Sibal again blames SC, CAG and media for spectrum resale flop

Communications and IT minister Kapil Sibal has reiterated his frequent charge that India's Supreme Court is at fault for forcing the resale of 2G telecom spectrum when the market was not ripe, and thus leading to lower realisations for the government in the November 2013 spectrum auction.
 
"Till some time back, telecom was the golden goose, which laid golden eggs. The Supreme Court ensured that the golden goose will never lay a golden egg again at least for a little while," Sibal said in an address at the annual general meeting of the Confederation of Indian Industries.
 
The Supreme Court had in February 2012 cancelled 122 telecom licences awarded in 2008 under the then telecom minister Andimuthu Raja on the ground that they were given arbitrarily, causing a huge loss to the exchequer.
 
Once again criticising the Comptroller and Auditor General of India for its estimate of a loss of Rs1,76,000 crore due to the mis-sale of spectrum, he said no one has benefited by the headline-grabbing activism of the CAG.
 
"Consumer tariffs have gone up. So, the consumer has not benefited. The sector is under a debt of Rs2,50,000 crore. So the sector has not benefited. The government has got Rs1,000 crore (from fresh 2G auctions). So the government has not benefited. I would like to know who has benefited from this," he said.
 
Sibal went so far as to admit that decision-making in the government has slowed down due to a fear of court action, and a senior cabinet minister like him fears signing papers.
 
"I personally, sitting in that chair, fear signing something because I do not know what is going to happen in courts five years from now.
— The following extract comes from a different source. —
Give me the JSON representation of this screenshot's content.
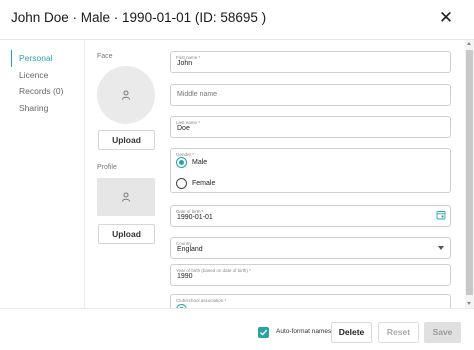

This has happened since 2010; and CAG and the most independent media in the world has led to all this," Sibal said.
 
Sibal also blamed the courts for making it difficult for systems in the country to function in the matter of economic policy making.
 
"If courts were to involve themselves in economic policy and determine the future course of any particular sector in the economy, we are in dire trouble because courts do not have the experience, nor do they have the means to learn from experience," he said.